The segment started with a little background on the emotional chemical process in the brain and how when we experience a particular emotion, the brain produces peptides for this emotion and then send them through the body where they are absorbed by and effect cells globally.

The film went on to explain that these chemical reactions are the same as the chemical reactions that take place when using Heroine. So, it is logically reasonable that we can become addicted to the chemical reactions to our emotions. Furthermore, just like heroine addicts require increasingly more heroine to receive the same high, if our body and cells become addicted to the chemicals of a particular emotion, we will need to experience that emotion more and more to fulfill this addiction. (Please also note that we can become addicted to negative stimuli, such as depression, also)
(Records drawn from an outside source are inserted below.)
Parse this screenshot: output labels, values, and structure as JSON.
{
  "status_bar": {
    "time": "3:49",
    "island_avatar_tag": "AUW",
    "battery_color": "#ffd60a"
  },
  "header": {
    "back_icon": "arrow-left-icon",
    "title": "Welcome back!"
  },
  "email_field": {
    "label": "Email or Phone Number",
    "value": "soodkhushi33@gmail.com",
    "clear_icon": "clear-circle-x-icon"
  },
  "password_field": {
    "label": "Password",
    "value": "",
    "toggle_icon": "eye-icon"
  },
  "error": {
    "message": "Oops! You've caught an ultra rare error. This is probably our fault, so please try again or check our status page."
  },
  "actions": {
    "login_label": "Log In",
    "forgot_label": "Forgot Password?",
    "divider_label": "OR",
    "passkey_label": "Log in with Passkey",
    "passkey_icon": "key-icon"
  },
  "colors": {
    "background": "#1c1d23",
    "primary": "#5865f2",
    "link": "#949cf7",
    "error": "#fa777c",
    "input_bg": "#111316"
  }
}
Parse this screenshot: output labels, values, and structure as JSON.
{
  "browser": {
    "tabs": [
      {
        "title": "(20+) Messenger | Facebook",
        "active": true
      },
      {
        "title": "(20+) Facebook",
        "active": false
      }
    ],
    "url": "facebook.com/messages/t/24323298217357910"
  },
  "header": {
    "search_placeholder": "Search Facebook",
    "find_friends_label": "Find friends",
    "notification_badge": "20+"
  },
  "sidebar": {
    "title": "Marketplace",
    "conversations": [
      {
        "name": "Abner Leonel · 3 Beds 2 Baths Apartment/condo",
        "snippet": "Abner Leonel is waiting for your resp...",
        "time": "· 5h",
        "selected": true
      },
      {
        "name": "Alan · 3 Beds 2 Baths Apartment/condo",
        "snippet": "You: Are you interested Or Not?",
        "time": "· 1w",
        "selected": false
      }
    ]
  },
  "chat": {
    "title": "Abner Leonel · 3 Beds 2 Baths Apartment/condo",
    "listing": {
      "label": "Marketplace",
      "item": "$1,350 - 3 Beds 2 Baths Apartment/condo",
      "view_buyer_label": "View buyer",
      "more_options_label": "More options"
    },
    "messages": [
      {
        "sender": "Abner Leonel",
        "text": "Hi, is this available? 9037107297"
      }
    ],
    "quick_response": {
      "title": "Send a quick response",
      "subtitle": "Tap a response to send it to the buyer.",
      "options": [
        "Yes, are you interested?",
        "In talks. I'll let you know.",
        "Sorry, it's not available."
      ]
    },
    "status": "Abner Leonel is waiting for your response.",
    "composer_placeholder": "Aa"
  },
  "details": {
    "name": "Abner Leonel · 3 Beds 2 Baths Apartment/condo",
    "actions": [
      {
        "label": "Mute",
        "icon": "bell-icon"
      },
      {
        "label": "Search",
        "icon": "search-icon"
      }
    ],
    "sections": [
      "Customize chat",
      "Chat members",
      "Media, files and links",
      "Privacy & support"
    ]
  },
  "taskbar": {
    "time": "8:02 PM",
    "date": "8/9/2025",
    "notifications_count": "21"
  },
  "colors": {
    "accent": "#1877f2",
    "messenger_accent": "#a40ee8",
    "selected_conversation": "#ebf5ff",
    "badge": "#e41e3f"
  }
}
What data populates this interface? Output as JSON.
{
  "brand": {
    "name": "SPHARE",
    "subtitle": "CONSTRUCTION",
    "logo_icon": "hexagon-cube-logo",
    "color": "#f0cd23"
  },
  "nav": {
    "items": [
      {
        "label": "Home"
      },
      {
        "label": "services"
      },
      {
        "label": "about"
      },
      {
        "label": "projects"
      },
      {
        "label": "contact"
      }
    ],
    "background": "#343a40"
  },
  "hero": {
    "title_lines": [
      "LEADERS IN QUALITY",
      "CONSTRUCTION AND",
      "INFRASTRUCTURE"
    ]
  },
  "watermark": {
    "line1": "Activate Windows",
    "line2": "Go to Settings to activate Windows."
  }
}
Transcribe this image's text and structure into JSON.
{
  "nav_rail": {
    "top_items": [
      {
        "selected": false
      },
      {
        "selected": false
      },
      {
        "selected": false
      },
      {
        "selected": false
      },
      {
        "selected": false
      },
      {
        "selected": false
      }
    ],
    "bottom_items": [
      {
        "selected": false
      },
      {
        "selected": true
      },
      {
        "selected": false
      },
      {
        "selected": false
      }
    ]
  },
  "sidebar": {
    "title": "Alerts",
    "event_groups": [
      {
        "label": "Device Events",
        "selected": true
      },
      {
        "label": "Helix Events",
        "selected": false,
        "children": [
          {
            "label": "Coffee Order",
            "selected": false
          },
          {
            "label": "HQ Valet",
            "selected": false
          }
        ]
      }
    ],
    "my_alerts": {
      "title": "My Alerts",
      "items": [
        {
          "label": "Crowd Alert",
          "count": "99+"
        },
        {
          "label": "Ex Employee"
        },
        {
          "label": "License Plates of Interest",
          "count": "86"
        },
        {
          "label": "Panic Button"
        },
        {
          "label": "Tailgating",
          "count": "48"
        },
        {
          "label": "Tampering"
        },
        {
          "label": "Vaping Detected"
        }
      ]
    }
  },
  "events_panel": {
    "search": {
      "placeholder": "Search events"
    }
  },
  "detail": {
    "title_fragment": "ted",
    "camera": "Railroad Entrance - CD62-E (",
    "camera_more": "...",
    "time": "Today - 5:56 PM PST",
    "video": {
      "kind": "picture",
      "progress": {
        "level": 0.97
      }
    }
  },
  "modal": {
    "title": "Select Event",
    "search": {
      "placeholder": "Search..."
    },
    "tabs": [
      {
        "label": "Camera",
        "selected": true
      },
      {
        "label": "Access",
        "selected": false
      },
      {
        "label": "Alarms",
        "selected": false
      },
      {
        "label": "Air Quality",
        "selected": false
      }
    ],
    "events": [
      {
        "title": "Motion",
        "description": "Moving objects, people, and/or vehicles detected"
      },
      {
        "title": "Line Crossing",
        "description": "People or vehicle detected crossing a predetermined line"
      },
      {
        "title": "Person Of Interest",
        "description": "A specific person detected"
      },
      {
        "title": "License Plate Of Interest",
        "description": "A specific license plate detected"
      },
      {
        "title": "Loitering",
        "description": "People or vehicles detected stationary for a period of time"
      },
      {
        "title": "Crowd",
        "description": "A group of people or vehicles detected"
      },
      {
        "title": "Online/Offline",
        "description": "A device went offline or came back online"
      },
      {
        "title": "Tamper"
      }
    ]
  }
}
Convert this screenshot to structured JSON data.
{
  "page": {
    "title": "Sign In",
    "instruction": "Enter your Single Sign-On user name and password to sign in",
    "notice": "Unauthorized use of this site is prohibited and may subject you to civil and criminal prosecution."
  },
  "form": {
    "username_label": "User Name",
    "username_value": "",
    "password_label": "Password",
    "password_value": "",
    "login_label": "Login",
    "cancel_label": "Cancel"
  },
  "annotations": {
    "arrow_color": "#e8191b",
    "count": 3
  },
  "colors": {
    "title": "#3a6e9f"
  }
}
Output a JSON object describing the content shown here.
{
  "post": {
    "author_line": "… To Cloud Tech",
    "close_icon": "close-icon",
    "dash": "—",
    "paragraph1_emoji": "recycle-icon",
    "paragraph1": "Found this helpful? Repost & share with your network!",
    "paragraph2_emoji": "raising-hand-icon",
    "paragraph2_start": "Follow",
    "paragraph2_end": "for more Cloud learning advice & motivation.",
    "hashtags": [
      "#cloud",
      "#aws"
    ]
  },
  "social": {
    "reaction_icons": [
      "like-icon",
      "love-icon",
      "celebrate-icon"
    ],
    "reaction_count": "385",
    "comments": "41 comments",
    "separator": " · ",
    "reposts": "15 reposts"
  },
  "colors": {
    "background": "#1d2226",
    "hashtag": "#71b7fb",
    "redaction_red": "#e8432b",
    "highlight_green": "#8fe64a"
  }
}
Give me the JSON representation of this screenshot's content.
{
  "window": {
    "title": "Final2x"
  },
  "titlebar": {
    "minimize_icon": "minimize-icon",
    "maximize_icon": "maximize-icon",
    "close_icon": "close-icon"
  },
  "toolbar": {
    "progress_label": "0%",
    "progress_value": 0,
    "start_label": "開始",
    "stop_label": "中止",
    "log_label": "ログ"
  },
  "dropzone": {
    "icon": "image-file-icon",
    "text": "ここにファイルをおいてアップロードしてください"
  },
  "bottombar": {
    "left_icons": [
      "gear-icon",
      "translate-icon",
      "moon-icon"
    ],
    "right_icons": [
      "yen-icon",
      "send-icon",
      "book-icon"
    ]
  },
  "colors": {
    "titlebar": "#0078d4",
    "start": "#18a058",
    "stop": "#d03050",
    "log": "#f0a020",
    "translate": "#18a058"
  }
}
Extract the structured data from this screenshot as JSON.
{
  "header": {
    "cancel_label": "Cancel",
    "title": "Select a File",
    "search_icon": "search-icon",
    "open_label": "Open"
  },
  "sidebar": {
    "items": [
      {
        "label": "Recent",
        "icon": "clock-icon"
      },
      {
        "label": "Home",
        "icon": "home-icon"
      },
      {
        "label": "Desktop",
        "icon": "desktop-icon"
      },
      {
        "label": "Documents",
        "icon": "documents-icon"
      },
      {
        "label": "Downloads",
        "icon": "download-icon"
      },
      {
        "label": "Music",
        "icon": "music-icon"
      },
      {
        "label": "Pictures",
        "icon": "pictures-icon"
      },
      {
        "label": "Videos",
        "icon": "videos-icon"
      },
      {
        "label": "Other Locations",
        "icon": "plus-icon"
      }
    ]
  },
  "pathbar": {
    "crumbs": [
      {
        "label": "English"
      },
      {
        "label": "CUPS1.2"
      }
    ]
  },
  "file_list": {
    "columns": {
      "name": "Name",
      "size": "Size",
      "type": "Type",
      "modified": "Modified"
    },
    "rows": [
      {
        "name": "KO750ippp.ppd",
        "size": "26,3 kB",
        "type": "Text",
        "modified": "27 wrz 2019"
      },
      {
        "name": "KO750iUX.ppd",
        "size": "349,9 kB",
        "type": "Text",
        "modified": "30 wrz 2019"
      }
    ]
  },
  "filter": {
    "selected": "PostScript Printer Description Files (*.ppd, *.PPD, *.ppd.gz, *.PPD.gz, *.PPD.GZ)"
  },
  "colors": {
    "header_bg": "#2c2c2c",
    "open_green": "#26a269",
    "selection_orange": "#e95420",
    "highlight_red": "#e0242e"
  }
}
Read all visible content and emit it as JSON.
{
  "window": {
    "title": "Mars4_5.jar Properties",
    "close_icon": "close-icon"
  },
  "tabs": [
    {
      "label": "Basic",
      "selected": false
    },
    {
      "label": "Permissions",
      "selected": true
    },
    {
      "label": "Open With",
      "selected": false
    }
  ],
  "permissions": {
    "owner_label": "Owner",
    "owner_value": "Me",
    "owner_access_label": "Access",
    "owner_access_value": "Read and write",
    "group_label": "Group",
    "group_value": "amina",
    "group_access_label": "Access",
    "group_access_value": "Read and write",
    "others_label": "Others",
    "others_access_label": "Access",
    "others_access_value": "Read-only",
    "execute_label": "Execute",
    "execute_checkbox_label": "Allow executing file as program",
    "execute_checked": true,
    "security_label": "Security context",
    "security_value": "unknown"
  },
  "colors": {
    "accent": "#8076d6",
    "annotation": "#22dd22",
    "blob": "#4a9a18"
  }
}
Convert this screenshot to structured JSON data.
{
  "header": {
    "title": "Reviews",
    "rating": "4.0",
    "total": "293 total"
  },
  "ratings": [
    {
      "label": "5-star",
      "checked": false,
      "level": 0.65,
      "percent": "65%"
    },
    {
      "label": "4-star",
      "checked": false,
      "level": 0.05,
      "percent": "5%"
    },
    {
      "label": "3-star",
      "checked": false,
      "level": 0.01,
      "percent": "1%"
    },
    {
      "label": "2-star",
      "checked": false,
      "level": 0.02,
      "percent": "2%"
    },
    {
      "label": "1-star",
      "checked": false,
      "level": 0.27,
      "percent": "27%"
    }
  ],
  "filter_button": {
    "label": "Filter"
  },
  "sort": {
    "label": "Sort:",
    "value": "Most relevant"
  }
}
Which brings me to the title of this post and my food for thought. One of the interviewees made an interesting point or theory on love. She (yes, it was a woman), made the argument that love is simply a chemical reaction. When we are "in love" with someone, we are truly just addicted to the chemical reactions that take place when we are with that person.

I know that your first gut reaction to this is "no, that's bullshit! I know what love is" or "you're still pissed cause you got dumped. Stop making anti-love posts". Let me just start by saying that I am not going to take an actual stance on the issue, but I do see the logic behind it.

Just think about it for a moment. If we were to assume that the Heroine metaphor were true (again, for the sake of argument), it would explain the "honeymoon phase" of all relationships. At the beginning of the relationship, we are all producing and absorbing all the chemicals we need. However, as we become acclimated to these chemical responses, we need more and more to feel the same high. Therefore, if the chemical stimuli within the relationship does not actually increase, it creates the allusion that the stimuli are actually decreasing. It would also explain how someone could fall out of love with someone else. Whether they become addicted to other stimuli or whether their partner no longer provides those stimuli to them, they are no longer chemically addicted to a person, and thus no longer in love.

Whether you believe these theories or not, the hold a lot of merit and are worth some thought. That being said, whether or not love is simply a chemical reaction, it does not mean we do not have the choice to act on what creates these stimuli. There is always a choice...

posted by Christopher Schnese